Exercise material:
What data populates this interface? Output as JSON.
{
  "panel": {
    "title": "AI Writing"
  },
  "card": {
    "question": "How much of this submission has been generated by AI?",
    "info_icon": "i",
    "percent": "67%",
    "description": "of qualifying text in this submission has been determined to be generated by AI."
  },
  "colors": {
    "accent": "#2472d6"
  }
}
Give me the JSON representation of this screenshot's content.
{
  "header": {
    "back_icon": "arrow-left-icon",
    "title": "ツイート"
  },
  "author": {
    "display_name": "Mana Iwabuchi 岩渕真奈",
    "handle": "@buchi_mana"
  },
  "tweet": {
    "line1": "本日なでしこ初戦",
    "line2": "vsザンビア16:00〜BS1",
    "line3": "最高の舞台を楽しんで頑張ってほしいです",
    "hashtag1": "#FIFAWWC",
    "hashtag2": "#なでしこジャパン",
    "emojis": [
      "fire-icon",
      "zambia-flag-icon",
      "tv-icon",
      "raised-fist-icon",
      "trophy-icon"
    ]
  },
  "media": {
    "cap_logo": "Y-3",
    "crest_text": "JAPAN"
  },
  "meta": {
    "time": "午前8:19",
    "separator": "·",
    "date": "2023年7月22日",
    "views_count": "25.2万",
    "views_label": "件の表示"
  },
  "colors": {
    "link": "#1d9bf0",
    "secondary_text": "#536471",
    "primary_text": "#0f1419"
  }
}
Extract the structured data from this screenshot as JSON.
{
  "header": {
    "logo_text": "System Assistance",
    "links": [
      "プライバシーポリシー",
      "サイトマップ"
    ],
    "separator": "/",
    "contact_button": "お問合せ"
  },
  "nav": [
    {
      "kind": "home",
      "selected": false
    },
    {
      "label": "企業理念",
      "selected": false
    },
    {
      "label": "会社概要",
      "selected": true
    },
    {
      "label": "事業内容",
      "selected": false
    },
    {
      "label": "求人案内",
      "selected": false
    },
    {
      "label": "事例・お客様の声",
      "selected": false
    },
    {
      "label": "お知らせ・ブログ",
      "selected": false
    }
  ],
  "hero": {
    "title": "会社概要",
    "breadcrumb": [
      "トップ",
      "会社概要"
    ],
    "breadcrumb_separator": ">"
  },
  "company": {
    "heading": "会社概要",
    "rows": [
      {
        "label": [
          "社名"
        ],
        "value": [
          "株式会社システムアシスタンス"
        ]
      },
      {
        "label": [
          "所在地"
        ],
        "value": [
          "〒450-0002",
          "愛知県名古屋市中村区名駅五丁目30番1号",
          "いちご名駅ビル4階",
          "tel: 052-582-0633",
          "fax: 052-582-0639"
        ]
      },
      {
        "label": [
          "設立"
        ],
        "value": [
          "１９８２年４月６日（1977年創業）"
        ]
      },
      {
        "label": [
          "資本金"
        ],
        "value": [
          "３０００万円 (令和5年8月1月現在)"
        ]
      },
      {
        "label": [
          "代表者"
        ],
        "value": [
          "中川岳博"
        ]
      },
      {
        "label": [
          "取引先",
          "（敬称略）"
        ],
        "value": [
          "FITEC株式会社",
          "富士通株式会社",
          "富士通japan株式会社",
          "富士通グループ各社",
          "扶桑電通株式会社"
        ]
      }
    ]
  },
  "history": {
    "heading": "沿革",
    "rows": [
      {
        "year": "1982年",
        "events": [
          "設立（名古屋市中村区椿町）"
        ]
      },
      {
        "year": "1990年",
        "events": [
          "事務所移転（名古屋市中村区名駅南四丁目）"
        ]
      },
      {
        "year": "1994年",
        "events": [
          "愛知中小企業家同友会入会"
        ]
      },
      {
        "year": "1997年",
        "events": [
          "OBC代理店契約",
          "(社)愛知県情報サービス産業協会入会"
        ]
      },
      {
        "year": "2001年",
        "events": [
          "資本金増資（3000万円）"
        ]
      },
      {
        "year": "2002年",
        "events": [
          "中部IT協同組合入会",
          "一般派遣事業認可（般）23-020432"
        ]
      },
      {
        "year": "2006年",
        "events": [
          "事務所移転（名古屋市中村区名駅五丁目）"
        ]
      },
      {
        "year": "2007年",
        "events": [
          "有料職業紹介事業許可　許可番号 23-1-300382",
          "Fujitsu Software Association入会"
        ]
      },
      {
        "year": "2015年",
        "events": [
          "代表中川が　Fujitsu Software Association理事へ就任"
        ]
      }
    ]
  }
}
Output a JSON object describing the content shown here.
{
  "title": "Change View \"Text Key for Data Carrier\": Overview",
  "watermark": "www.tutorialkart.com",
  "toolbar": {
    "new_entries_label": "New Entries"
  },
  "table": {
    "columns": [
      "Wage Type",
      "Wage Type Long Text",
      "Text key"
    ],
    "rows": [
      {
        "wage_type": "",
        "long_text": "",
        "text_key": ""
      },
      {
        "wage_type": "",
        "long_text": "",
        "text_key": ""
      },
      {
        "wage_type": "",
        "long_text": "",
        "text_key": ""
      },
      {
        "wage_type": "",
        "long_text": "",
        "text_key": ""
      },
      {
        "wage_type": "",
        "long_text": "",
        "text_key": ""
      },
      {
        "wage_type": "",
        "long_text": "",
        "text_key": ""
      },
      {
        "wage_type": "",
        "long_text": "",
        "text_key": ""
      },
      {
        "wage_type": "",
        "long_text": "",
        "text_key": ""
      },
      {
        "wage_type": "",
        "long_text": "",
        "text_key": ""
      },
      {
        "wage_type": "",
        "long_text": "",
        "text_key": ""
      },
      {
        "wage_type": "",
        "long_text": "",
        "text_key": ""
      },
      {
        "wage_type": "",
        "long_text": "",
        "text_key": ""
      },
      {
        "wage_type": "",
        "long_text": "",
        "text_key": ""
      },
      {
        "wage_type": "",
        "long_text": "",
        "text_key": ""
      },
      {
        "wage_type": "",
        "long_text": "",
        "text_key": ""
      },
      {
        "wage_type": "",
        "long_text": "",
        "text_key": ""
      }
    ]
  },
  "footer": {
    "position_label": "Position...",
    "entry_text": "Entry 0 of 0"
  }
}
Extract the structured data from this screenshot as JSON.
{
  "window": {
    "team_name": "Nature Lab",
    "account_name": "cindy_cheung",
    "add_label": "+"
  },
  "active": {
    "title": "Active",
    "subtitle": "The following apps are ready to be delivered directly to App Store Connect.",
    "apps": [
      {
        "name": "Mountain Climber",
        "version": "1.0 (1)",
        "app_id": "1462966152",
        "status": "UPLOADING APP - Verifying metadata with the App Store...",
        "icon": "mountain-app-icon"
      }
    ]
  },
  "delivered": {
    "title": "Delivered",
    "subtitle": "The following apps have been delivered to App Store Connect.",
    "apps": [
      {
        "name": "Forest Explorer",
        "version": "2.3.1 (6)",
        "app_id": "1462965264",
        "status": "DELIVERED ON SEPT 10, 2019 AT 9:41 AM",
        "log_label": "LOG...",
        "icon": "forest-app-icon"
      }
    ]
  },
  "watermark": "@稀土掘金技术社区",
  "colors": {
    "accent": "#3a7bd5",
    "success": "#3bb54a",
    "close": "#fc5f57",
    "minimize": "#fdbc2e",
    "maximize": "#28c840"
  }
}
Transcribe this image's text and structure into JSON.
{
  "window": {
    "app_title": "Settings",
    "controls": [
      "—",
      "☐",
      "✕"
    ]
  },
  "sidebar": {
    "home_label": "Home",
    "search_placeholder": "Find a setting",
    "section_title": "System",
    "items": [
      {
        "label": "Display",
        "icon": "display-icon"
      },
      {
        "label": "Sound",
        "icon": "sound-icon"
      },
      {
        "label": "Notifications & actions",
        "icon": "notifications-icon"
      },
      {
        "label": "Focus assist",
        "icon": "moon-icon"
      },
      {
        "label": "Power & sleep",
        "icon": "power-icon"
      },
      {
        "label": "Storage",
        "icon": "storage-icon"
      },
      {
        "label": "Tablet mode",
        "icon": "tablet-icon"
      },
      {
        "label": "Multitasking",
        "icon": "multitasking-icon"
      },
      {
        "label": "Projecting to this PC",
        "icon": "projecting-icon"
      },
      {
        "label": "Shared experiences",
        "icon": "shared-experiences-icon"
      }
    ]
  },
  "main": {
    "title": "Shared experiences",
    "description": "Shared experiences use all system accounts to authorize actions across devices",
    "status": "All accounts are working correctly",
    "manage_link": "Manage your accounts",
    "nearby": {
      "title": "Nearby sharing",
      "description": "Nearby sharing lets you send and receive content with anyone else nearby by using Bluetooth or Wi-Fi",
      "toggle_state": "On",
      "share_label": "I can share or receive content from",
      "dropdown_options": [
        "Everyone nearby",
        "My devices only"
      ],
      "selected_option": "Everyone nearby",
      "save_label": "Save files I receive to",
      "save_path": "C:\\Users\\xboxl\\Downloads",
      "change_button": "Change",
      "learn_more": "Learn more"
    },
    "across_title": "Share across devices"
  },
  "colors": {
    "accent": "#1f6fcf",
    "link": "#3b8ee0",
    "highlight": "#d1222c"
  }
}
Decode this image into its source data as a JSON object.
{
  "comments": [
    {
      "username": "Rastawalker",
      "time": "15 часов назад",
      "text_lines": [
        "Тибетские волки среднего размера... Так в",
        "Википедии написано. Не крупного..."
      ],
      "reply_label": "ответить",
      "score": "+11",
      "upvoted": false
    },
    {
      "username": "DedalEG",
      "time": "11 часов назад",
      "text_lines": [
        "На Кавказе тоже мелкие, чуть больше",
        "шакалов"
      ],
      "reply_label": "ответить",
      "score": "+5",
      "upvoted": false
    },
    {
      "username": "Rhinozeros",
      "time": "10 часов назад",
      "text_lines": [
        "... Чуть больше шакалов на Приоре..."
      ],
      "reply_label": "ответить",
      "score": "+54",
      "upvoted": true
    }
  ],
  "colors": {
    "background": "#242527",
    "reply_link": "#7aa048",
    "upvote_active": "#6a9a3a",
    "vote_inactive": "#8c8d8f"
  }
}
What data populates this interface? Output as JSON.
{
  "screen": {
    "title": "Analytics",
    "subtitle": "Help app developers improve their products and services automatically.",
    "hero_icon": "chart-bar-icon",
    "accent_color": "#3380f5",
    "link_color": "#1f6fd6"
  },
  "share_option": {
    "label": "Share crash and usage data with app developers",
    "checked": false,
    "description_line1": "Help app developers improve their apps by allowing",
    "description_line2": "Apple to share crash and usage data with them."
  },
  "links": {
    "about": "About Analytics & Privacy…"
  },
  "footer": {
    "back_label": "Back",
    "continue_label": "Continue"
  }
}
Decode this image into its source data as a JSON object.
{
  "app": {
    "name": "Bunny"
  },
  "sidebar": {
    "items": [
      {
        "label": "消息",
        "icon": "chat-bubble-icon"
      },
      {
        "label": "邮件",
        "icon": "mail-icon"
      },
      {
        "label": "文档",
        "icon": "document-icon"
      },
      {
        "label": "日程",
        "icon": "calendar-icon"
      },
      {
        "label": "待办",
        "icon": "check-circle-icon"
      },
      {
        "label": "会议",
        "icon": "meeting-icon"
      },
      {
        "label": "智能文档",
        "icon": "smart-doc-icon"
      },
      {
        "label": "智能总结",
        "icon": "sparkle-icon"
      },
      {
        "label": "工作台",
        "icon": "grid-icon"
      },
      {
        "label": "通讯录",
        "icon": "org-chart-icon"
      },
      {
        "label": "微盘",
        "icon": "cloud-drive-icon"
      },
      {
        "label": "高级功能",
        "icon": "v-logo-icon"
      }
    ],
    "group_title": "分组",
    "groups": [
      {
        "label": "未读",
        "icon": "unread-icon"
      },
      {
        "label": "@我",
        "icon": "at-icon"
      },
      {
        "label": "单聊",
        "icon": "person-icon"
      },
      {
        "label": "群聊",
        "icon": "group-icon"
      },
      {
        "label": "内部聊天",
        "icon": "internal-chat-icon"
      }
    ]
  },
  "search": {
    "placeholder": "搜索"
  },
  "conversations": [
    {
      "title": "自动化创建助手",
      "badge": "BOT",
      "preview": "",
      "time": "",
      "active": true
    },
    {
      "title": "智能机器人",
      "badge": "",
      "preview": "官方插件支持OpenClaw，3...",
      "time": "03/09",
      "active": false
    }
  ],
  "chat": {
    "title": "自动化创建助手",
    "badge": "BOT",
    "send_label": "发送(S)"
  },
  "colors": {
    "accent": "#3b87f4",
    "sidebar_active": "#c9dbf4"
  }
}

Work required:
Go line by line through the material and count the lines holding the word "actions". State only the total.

Exercise output:
2